For two weekends running, the Department of Theater and Drama presented the romantic dramadie ‘Almost, Maine.’ Set in rural northern Maine, the play consisted of nine vignettes, each taking place somewhere in unorganized territory at 9 pm on the same cold, Friday night. The stories told of couples who lost their romance for one another and rekindled it (or not), or of long lost loves reuniting to find each other different (or the same), or of friends becoming lovers or strangers becoming friends: a hiker camping in a lonely man’s yard; a woman running into her ex-boyfriend at the bar on the night before her wedding; two male friends reconciling their heterosexual affection for each other; a woman who left town after high school and returned to find her sweetheart engaged; a pair of strangers who meet in a laundromat and discover what it feels like to love each other through pain. Each story line is independent of each other, but eventually they all intertwine and create the dynamic story of a rural town community.

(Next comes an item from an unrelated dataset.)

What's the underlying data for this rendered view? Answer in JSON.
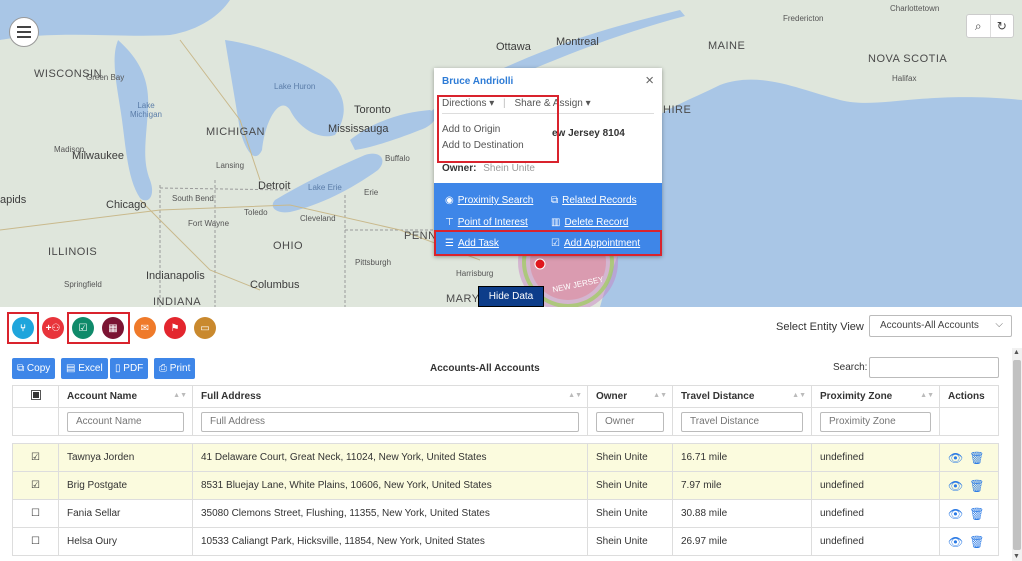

It was last Thursday night and I had just arrived at home after my last class before fall break. I was exhausted and ready to watch some Netflix in bed when my housemate spontaneously invited me to join her as an audience member. I knew nothing about the play, just that the script was written by John Cariani of ‘Law and Order’ (so it must be interesting) and apparently it is the most frequently performed high school production in America. Oh, and of course, our good friend Maddie Sharton was performing in it. I always love supporting friends who are active in the arts and I haven’t seen many student theater pieces at U of M, so I decided to go on whim.

I am so glad I did! I was incredibly impressed by the skill of the actors and the professional quality of the entire production. The set design was very minimal. Each vignette featured maybe a simple bench and a lamp, or a pile of snow, or an open doorway, but it was always evident where the story was placing its audience. The lights were etherial and fantastic, very reminiscent of the Northern Lights, which played a key feature in several of the scenes. The language of the script was evident in its symbolism and word play but also very accessible and easy to follow. There was even a sense of magical realism in the playful, imaginary romantic coincidences. I liked how, because the story was built on sub plots, there was no main star. Every character played an equally important role in creating the heart warming tale. After seeing this one performance, I feel sure I will see several of these faces on the professional stage in a matter of years.

The cast was comprised of all BFA in Performing Arts students. It was produced and directed by faculty in the department. Click here for more about ‘Almost, Maine’ and check out the School of Music, Theater, and Dance Facebook page for more on upcoming events.